As one of the smallest colleges within the university, we are famed for being among the friendliest, with a strong sense of a family and community.
St John’s College is like no other Durham college. Founded in 1909 and set in a series of beautiful listed buildings in the heart of Durham city, our community enjoys stunning views of Durham Cathedral and boasts gardens and lawns stretching down to the River Wear. We are one of the smallest colleges, renowned for our lively and welcoming atmosphere. St John’s fosters a supportive community that will positively challenge, develop, and grow your individual strengths. The College has a degree of independence within the University, both financially and in its governance. Our students study for University degrees alongside members of other colleges, but we have the freedom to do things a little differently.
A strong sense of community
We are home to a family of about 500 undergraduates and 160 postgraduates from all disciplines and backgrounds. We also have around 80 members of Cranmer Hall, a thriving theological college where future church leaders are educated and formed. As one of the smallest colleges within the university, we are famed for being among the friendliest, with a strong sense of a family and community. The small size of our College means that it is easy to get involved in College life: from the running of our College through the Common Rooms, to student sports teams, societies and committees. We strive for academic excellence and have academic teaching and research staff based in our College.
Traditional yet forward-thinking
At St John’s we preserve collegiate traditions. Johnians matriculate in our 12th-century chapel, in addition to the Cathedral; we wear gowns for weekly formal dinners, and still say grace in Latin. And yet, our College has a distinctly progressive, egalitarian outlook: we were one of the first colleges of Durham University to become co-educational (1973), and the first co-educational college to appoint a female Principal (1978). We believe that to lead is to serve. All our different staff teams work closely together with students to create the unique John’s experience and to support charity and community projects. Throughout the year, our College’s Christian ethos is reflected by this warm and welcoming community.
St John’s College was founded in 1909 as a theological college for the training of Anglican ordinands. In 1919 we became a full constituent college of the University and expanded and flourished over the following decades. In 1958 Cranmer Hall was established as a distinct but integral part of our college to train ministers for ordination, while members of John’s Hall would study for Durham University degrees in all disciplines, as they do today.
St John’s has always been progressive and inclusive in its outlook and, in 1966, we became the first Church of England theological college to train men and women together.
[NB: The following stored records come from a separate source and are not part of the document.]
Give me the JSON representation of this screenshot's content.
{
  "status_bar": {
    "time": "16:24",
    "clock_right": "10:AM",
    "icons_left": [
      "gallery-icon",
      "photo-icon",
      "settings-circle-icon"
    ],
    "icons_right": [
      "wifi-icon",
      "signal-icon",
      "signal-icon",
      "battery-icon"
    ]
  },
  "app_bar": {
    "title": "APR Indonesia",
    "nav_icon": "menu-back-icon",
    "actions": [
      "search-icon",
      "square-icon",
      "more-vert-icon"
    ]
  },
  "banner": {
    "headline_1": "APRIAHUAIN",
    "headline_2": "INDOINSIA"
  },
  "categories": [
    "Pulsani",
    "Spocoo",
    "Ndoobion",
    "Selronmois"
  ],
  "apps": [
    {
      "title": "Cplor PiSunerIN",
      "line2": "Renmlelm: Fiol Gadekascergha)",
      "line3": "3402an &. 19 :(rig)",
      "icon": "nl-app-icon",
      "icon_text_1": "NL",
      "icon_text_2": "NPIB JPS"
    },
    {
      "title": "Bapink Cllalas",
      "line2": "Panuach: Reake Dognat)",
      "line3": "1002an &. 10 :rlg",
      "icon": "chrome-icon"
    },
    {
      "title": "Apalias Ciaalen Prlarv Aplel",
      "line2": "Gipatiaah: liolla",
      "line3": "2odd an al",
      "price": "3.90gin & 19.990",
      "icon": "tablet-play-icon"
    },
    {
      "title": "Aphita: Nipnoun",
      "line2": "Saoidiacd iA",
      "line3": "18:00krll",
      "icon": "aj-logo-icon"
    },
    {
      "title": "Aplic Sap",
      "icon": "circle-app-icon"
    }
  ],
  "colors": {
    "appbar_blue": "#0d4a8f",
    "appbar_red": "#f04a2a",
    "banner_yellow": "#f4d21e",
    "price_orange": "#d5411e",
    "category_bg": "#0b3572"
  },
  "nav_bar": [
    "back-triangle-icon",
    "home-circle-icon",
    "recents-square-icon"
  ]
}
This trend continued, and John’s became the first college in the entirety of Durham University to become co-educational, in 1973. Our first female Principal, Ruth Etchells, was appointed in 1978.
Our College has a strong history with the Fairtrade movement. Richard Adams, St John’s alumni and founder of Traidcraft, started selling Fairtrade products from a window out onto the Bailey with fellow St John’s students in the 1960s. Students continue to be resourceful and ethically minded, and this legacy is celebrated each year at Fairtrade formals and special events.
Our buildings, mainly townhouses dating to the Georgian period, also have a rich history.
Dame Elizabeth Bowes (1651-1736) lived at 4 South Bailey and is buried in the Bowes family vault at the Church of St Mary the Less. She had ten children and Queen Elizabeth The Queen Mother was descended from her third son, George Bowes.
Prince Charles unveiled a commemorative plaque honouring his ancestor Dame Elizabeth Bowes at St John’s College, during his visit to Durham City on Thursday, 15 February 2018. The Prince’s visit began at the Church of St Mary the Less, our College chapel where he visited the memorial stone of Dame Elizabeth Bowes. The commemorative plaque is placed in honour of Dame Elizabeth at Bowes House, her former family home. Bowes House now houses student accommodation and special function rooms.
|List of Principals||List of Cranmer Wardens|
1909 – 1911 Sidney Nowell Rostron
1911 – 1919 Dawson Dawson-Walker
1919 – 1945 Charles Steel Wallis
1945 – 1953 Ronald Williams
1954 – 1955 G.J. Cumming (acting)
1954 – 1969 Jim P. Hickinbotham
1970 – 1978 John C. P. Cockerton
1978 – 1988 Ruth Etchells
1988 – 1992 Anthony Thiselton
1992 – 1999 David V. Day
1999 – 2006 Stephen Sykes
2006 – present David Wilkinson
1968 – 1970: John C.P. Cockerton
1971 – 1979: Tim Yeats
1979 – 1983: Christopher Byworth
1983 – 1992: Ian Cundy
1993 – 1996: John Pritchard
1996 – 2004: Steven Croft
2005 – 2011: Anne Dyer
2011 – 2016: Mark Tanner
2017 – present: Philip Plyming